See, for a game that relies on comedy, it is almost supposed to be the crutch that keeps the game afloat, giving you reason to persevere if all else fails. In an equal sense, it fails as much as the game feel does. As I previously mentioned, the character you play is recently divorced and a short while into the game, the AI that guides you through the Protocol takes on the virtual form of the protagonist’s ex-wife. Because people tend to perform with more gusto when in the presence of someone, they want to prove wrong or be better than. What follows throughout the story are some heated exchanges between your character and the AI as they essentially squabble like hens in heat.
I don’t know about you but being in a room with a couple that are at their end, going at it with each other is not my idea of a good time. To say the least, the dialogue at least accurately portrays the awkwardness and snideness of the whole thing. This carries on throughout the game, whether you are engaging in alien autopsy’s, interrogations, or the many retro-gaming knockoff moments such as Breakout, Doom or Space Invaders. No matter what you are doing, you will always have that snide voice in your ear and a snarky protagonist biting back at it.
At very least, for Protocol I will say that the gameplay is at least somewhat varied. With this taking place in the first person. You begin playing it like a walking simulator with environmental puzzles. Later, this becomes a first-person shooter of sorts, ignoring the harshness of the protocol concept slightly (thank god) so you can play something that resembles something fun. Sadly however, even in these moments this sense of fun is only skin deep and there is little to no substance to anything you do in the game. It stands that the reason for so much of this variation was down to the fact that Protocol was initially designed as a VR title. The only issue is that despite the PS4 having a capable headset, this mode is not present here, leaving the core product feeling janky and broken in most places.

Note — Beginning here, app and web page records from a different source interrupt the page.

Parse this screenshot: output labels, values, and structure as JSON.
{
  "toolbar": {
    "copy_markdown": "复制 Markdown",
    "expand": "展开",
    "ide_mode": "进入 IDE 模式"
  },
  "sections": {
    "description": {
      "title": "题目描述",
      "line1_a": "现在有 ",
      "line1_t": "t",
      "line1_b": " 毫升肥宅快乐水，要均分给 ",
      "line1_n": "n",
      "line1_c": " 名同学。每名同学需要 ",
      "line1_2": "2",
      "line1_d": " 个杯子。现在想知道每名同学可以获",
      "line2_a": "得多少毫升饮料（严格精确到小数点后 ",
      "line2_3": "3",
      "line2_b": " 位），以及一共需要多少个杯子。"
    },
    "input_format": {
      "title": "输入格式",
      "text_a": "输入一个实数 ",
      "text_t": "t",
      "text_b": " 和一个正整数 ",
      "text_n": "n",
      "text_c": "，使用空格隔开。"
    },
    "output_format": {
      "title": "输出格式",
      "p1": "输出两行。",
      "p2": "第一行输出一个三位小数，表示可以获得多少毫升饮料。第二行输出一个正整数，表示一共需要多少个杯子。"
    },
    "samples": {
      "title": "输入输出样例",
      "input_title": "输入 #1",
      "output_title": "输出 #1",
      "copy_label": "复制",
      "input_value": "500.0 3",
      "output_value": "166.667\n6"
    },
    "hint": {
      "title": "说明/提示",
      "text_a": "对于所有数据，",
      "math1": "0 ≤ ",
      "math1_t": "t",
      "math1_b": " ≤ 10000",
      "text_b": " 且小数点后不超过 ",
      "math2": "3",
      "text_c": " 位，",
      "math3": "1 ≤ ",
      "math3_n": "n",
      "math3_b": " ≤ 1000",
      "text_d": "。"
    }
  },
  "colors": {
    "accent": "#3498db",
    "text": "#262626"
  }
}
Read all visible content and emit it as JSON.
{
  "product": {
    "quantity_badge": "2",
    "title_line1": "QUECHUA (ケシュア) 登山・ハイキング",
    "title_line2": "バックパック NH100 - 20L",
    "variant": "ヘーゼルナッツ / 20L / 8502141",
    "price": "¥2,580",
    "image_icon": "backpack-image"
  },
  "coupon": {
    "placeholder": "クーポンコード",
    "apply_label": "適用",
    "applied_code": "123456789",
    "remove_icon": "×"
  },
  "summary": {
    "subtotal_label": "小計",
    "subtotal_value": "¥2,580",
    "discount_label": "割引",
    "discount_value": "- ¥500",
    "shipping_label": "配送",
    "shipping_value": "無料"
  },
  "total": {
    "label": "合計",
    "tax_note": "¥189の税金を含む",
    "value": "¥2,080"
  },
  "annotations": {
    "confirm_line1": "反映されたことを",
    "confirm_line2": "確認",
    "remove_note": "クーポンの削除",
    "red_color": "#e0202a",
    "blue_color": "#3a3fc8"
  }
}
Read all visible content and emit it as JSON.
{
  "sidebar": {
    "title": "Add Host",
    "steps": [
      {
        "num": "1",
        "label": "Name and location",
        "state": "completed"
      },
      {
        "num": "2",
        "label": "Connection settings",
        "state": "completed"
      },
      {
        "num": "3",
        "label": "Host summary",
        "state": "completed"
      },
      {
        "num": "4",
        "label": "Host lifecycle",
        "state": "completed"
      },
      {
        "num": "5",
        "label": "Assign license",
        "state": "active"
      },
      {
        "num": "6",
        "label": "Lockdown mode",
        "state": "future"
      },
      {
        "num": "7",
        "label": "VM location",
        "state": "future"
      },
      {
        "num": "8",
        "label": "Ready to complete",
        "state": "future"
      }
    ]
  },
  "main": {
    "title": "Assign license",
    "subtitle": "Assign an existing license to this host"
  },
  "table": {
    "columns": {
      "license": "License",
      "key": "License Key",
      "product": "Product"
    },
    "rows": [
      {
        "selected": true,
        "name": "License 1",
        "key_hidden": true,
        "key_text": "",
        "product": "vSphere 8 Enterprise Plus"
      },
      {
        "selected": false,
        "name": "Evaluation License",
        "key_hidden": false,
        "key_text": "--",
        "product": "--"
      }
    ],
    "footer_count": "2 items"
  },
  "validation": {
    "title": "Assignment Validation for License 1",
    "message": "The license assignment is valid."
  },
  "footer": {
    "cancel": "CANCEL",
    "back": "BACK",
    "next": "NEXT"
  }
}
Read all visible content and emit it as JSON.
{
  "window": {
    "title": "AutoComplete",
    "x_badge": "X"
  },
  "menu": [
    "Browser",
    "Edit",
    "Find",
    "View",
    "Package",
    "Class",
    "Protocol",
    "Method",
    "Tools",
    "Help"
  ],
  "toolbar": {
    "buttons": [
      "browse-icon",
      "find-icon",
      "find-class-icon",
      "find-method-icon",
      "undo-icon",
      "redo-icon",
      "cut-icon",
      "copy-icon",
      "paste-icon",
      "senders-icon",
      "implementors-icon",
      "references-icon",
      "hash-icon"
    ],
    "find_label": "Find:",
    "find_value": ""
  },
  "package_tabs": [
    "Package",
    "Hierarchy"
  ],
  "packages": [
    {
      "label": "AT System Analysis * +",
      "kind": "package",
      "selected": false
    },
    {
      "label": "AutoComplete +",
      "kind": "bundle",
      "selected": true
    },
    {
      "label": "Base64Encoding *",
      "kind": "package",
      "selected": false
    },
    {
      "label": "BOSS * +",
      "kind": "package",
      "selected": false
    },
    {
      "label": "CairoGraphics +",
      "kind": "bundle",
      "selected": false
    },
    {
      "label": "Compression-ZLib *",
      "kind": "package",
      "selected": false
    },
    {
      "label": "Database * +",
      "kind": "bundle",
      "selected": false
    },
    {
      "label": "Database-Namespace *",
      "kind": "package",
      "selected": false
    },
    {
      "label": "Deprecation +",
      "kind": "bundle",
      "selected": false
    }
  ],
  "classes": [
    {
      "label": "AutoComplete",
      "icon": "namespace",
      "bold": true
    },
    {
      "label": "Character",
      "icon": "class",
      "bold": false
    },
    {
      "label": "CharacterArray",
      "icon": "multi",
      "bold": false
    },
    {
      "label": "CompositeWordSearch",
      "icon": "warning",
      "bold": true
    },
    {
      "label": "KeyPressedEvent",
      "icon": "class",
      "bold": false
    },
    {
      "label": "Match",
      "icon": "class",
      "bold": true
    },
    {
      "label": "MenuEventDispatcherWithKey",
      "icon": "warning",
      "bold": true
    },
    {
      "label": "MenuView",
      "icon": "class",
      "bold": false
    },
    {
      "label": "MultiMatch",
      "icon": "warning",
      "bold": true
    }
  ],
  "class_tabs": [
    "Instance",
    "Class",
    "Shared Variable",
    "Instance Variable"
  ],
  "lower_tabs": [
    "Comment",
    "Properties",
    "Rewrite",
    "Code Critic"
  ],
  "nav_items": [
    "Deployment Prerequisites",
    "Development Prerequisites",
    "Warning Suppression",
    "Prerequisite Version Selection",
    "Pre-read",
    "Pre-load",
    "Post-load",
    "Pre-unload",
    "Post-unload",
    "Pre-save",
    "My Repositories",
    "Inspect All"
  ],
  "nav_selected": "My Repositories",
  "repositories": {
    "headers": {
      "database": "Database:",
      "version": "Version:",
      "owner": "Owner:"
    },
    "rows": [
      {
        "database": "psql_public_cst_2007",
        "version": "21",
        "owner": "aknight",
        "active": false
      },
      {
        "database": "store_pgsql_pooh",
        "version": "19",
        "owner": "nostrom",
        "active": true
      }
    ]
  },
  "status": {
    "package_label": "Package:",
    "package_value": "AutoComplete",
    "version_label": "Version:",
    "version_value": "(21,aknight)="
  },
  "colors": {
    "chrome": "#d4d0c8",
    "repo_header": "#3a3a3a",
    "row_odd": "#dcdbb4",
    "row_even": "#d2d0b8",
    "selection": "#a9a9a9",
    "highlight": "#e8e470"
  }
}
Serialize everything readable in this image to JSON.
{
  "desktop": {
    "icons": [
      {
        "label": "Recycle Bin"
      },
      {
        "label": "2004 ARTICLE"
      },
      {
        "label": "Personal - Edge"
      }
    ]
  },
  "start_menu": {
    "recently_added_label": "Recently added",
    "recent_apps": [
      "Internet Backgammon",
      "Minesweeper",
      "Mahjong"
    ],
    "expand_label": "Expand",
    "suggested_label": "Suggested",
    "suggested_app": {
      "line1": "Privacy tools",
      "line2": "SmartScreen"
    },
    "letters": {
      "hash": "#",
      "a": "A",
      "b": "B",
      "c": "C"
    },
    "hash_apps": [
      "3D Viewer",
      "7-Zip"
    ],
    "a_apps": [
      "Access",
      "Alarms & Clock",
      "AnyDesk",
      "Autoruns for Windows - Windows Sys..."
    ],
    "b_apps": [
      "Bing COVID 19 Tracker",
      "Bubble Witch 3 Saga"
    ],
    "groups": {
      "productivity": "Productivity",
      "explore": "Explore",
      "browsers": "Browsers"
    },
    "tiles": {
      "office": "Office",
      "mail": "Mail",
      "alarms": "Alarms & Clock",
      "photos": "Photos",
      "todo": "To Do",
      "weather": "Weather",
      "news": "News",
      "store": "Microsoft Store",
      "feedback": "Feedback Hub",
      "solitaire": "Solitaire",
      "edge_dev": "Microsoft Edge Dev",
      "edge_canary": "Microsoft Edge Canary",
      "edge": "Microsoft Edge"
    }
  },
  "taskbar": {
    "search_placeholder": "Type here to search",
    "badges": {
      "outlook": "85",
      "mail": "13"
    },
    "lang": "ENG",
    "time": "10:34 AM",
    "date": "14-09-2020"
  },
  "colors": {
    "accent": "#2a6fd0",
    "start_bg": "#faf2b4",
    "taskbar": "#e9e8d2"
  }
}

Unfortunately, despite its initial promise of something interesting with a quirk, the Protocol falls flat the moment it relies on its comedy or the designed frustration. This is one to miss, have a nice day.
+ There is at least some variety
- Poor comedy that relies too much on divorce jokes and poorly thought-out story beats
- The concept of playing to try the many methods to break protocol is undermined by the punishment of “failure”
- Frequent poor performance, from frame rates to momentum breaking bugs